pretty well describes what I have found to be the most practical approach to get your greens back to the
Now is the time to address any problems that your greens may be having. This is the time to set up your
greens for another 15-20 years of low maintenance performance. There are tons of issues that can cause a
less than perfect putting surface. The main problem that I encounter is the build up of thatch that prevents
the percolation of water down to the roots, as well as the build up of "sludge" (for lack of a better word)
especially at the low areas of the green where the majority of the surface drainage passes by while trying to
get into the roots. This sometimes looks like something that washed up on a beach in Alabama recently.
After poisoning the grass, I suggest removing at least 2 inches of material off the top, and at the low areas
of the green you may need to remove even more in order to get the sludge off. Silica sand can then be used
to replace the removed material (this usually amounts to 25-50 tons of sand per green) which is then
roto-tilled into the existing root zone, which further penetrates the compacted root zone creating a uniform
organic growing medium. 1-2 light passes with a roller to firm it up a bit, then grade and float the green to
perfection matching the existing collar. Ready for a little fertilizer and sprigs.
This process also gives you the opportunity to correct small problems with the undulations on your green.
Notice I said "small problems", there is only so much you can do to a green when the collar is undisturbed.
Very seldom have I seen a green that needed to be taken all the way down to the gravel blanket. This is also
the time to correct a green that has been top-dressed for decades. I have seen evidence of up to 12 inches
of top-dressing, but now we are getting into a whole different renovation project.
This is a good time to have a professional inspect your greens and work with your superintendent to
suggest the most practical approach to put your greens back into the best possible condition that your
budget will allow. This will also help you determine if you can use Round Up to poison your existing grass

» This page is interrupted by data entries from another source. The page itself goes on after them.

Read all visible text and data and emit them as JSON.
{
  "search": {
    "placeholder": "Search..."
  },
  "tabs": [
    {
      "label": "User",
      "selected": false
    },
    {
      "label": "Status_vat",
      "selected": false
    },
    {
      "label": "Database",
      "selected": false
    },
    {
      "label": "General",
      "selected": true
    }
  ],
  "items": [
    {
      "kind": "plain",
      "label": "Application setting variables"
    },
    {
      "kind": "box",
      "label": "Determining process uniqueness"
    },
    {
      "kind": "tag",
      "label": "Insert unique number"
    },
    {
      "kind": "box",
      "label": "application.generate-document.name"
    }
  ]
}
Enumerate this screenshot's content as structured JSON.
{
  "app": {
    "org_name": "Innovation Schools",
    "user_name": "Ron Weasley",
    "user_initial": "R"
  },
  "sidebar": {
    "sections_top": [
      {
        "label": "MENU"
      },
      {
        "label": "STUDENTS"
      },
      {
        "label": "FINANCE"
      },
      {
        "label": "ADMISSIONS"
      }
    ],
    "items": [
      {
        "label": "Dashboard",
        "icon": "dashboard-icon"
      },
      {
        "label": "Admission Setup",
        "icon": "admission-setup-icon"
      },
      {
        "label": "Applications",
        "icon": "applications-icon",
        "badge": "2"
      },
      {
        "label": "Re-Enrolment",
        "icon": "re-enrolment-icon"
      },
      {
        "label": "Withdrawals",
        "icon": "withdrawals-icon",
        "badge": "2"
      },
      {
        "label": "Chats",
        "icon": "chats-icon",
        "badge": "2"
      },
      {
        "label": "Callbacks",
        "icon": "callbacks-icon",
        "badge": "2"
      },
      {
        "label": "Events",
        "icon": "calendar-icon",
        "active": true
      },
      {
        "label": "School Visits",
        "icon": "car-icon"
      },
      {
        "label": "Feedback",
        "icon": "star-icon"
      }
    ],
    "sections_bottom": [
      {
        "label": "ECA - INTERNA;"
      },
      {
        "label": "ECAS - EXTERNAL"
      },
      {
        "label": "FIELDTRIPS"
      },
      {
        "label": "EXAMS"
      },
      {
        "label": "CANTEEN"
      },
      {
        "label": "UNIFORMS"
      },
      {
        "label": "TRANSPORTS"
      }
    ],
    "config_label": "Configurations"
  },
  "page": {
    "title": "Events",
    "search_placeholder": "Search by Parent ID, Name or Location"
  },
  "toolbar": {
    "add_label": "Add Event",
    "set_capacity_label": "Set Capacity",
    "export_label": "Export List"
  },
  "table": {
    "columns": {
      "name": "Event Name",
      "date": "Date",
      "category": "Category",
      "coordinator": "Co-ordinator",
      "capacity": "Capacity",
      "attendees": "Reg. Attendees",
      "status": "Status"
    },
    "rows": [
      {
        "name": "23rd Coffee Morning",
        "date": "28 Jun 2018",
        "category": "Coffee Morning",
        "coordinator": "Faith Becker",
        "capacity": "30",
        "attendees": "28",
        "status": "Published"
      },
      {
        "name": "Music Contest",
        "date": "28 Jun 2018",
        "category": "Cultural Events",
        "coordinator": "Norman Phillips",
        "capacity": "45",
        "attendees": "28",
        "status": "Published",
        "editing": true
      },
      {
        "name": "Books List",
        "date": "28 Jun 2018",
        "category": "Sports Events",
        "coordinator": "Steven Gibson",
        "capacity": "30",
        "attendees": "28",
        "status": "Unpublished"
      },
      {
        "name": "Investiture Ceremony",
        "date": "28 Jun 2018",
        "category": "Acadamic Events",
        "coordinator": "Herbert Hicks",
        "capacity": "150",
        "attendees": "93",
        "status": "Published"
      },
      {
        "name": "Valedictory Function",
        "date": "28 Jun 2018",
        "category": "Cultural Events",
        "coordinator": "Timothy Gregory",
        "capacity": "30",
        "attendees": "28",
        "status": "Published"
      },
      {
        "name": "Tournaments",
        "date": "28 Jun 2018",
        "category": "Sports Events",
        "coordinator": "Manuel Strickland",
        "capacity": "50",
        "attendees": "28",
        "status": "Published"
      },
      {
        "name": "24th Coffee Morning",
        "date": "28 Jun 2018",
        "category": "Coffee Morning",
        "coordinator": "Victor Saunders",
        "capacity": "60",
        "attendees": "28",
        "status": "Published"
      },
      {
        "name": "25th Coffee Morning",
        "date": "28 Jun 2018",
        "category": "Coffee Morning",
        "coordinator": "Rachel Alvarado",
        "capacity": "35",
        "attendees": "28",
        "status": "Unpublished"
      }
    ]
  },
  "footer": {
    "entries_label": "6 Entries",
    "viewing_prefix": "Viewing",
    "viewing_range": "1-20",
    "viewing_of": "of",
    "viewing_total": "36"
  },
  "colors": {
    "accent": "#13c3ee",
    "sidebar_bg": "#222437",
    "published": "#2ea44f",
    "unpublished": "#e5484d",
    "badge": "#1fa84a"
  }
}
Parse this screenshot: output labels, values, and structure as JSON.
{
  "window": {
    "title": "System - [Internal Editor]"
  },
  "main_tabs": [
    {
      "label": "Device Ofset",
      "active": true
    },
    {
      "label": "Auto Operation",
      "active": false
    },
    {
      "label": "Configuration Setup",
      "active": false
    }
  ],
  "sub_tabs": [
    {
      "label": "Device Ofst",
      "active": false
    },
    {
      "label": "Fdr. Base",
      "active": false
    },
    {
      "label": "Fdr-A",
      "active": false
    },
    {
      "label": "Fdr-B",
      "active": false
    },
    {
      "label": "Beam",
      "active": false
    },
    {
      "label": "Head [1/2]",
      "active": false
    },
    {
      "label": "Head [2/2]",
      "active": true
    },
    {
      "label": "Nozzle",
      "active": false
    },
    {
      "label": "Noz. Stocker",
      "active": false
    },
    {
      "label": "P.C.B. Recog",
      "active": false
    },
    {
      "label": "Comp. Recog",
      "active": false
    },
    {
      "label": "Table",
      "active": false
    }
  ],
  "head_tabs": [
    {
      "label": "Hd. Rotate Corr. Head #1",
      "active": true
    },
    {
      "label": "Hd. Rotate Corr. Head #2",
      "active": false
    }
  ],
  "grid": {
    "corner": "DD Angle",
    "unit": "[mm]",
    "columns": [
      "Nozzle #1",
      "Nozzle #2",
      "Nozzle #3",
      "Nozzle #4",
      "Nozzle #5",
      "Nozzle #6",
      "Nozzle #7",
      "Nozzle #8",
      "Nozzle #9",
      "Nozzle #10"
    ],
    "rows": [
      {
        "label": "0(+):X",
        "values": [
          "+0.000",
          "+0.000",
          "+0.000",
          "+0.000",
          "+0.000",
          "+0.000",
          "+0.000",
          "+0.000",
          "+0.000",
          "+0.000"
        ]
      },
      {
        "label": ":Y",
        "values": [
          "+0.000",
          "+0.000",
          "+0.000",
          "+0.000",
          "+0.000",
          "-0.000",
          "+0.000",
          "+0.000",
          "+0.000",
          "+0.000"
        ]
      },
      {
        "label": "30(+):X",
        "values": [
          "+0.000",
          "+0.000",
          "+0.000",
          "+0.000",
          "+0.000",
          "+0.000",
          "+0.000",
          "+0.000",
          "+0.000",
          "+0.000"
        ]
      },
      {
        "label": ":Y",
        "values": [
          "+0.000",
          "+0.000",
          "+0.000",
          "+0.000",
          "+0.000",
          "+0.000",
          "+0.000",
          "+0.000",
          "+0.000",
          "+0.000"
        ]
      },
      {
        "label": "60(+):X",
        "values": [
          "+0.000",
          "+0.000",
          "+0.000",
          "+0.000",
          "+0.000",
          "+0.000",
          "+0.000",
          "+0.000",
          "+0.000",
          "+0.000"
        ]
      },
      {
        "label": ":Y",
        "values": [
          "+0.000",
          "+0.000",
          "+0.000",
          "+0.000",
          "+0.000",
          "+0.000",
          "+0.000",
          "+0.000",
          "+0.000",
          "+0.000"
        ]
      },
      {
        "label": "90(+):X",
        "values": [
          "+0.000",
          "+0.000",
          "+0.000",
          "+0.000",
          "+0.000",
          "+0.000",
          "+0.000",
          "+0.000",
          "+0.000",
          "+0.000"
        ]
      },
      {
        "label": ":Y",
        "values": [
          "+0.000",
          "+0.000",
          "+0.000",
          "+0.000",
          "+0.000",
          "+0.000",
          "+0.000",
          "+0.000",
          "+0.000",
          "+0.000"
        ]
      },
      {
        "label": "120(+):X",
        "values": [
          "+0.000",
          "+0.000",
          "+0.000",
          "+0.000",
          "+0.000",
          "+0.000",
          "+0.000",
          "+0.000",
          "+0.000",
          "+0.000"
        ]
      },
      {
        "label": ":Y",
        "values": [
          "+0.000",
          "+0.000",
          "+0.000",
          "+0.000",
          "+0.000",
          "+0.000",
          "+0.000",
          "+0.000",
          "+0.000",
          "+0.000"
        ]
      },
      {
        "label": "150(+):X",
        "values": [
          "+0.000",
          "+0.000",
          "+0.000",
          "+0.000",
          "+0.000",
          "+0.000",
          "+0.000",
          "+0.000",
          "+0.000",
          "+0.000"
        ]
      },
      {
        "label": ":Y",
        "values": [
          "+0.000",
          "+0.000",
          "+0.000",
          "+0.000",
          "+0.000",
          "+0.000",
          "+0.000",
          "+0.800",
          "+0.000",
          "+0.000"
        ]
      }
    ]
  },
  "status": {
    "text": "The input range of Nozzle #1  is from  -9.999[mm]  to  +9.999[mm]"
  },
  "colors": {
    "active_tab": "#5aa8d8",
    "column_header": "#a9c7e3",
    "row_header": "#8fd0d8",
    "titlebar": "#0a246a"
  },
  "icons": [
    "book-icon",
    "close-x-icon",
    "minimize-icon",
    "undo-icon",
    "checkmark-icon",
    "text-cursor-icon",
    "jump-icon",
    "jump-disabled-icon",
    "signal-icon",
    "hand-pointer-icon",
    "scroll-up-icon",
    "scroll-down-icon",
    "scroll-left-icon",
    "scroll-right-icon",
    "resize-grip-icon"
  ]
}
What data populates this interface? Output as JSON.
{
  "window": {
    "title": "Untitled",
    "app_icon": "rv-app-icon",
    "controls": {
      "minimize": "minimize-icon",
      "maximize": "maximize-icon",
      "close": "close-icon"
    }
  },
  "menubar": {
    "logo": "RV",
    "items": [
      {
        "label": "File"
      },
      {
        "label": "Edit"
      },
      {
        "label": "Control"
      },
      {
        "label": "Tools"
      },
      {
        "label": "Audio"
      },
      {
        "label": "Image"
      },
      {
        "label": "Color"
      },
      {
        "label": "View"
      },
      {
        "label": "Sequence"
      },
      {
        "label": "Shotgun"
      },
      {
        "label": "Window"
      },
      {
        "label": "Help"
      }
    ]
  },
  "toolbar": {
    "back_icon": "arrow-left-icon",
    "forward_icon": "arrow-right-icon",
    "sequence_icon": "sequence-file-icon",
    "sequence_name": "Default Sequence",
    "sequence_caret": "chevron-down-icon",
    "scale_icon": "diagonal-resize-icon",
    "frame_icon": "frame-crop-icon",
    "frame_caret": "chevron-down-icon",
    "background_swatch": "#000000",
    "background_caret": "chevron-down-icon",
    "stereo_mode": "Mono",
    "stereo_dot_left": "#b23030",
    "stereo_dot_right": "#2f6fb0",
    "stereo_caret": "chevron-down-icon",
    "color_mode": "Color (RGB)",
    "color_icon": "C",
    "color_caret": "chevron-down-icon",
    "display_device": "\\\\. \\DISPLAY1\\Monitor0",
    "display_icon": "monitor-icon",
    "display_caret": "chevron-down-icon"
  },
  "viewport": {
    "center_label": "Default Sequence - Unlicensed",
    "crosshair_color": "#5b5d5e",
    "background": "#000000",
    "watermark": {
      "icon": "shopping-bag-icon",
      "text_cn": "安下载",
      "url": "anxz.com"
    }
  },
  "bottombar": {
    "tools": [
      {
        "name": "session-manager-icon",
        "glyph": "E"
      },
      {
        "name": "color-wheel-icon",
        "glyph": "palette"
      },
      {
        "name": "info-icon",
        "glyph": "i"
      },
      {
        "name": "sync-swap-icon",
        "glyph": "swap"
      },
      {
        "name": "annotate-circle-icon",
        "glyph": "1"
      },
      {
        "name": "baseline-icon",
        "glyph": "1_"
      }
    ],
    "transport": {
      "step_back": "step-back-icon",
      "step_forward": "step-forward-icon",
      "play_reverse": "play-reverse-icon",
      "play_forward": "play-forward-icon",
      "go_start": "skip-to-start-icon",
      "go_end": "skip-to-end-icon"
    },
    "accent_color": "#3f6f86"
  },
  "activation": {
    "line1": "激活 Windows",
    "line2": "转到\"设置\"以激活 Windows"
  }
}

or if you need Methyl Bromide.
This is also the time to find out if your greens have gotten small and round, which is pretty much a guaranty.
|"A good shaper expedites all
aspects of golf construction."